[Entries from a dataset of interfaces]
○ ○ ○ ○ ○

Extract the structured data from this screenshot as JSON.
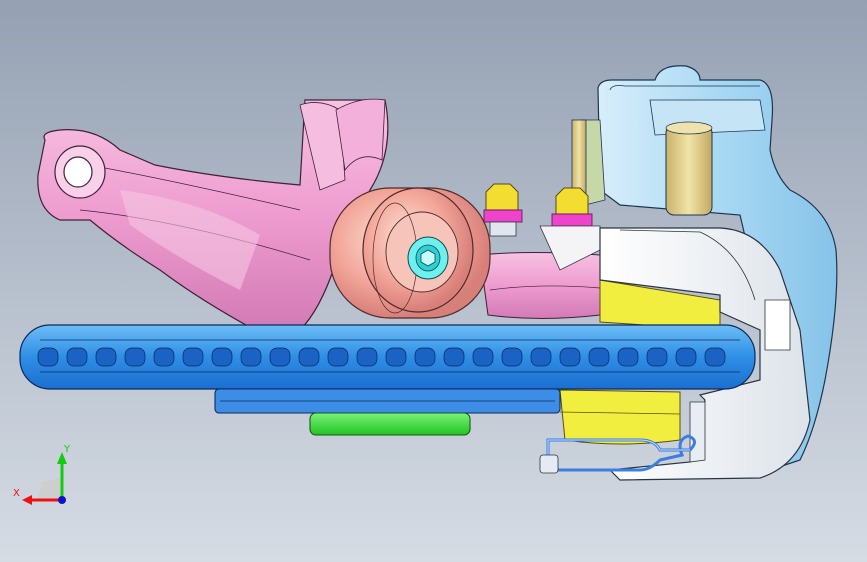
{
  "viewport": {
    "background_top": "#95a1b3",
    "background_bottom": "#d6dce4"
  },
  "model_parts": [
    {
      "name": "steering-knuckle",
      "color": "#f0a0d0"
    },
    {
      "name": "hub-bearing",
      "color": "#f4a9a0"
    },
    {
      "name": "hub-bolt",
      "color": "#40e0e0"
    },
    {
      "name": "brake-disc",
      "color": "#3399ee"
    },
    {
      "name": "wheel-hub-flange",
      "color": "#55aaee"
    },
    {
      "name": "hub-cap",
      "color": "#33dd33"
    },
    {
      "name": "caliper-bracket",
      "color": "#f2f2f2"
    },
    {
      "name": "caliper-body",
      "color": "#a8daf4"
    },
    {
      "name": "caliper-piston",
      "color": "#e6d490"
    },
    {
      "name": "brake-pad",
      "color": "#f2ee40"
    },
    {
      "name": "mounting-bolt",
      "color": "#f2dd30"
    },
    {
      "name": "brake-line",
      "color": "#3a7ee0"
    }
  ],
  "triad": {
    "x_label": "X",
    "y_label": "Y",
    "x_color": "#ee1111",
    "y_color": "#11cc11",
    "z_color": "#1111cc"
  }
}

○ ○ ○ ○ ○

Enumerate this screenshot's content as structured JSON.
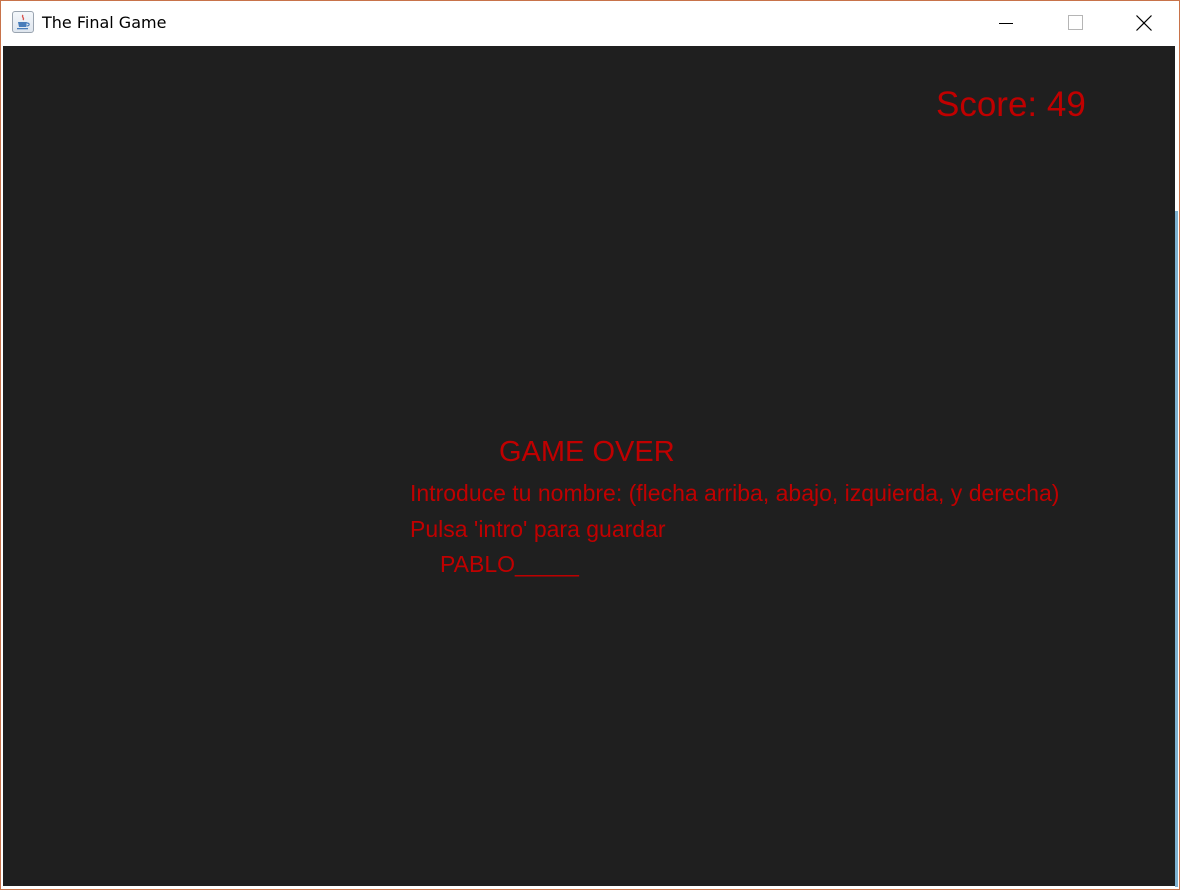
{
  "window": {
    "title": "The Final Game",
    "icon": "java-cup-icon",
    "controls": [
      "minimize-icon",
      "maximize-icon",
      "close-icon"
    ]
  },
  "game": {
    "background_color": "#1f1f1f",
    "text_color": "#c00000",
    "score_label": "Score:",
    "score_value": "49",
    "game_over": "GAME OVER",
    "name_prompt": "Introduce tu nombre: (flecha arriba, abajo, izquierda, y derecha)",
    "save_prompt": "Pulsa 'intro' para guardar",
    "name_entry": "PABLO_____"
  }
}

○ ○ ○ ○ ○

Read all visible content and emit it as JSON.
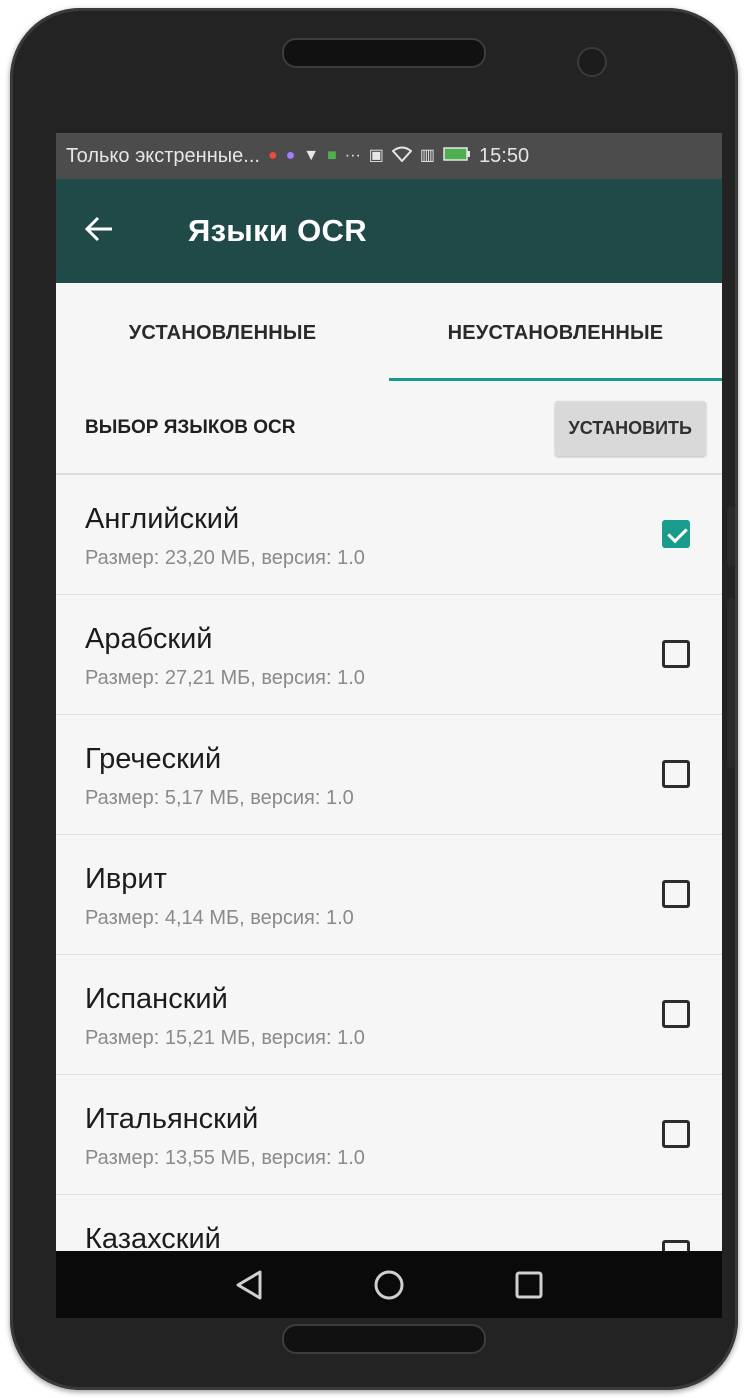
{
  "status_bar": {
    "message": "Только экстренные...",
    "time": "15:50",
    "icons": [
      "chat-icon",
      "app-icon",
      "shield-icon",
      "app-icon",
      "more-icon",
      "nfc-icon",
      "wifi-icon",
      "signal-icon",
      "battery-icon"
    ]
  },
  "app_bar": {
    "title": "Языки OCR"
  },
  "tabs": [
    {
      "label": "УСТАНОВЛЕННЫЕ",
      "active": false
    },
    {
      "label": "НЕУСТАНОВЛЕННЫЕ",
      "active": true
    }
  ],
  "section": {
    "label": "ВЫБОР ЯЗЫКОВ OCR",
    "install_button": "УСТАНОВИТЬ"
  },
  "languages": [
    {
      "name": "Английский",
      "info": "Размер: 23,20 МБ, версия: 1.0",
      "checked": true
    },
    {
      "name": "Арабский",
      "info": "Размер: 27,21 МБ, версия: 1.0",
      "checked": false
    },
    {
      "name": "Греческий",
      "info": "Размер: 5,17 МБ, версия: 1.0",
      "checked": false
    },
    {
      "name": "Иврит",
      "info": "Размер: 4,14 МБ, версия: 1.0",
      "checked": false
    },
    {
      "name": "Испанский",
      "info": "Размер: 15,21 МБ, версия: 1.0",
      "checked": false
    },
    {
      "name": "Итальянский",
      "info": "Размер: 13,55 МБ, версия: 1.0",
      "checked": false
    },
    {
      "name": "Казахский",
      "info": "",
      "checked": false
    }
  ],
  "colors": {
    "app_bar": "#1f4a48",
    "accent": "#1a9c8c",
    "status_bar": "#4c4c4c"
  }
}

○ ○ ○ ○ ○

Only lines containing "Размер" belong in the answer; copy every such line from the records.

▶ **Exercise response**:
      "info": "Размер: 23,20 МБ, версия: 1.0",
      "info": "Размер: 27,21 МБ, версия: 1.0",
      "info": "Размер: 5,17 МБ, версия: 1.0",
      "info": "Размер: 4,14 МБ, версия: 1.0",
      "info": "Размер: 15,21 МБ, версия: 1.0",
      "info": "Размер: 13,55 МБ, версия: 1.0",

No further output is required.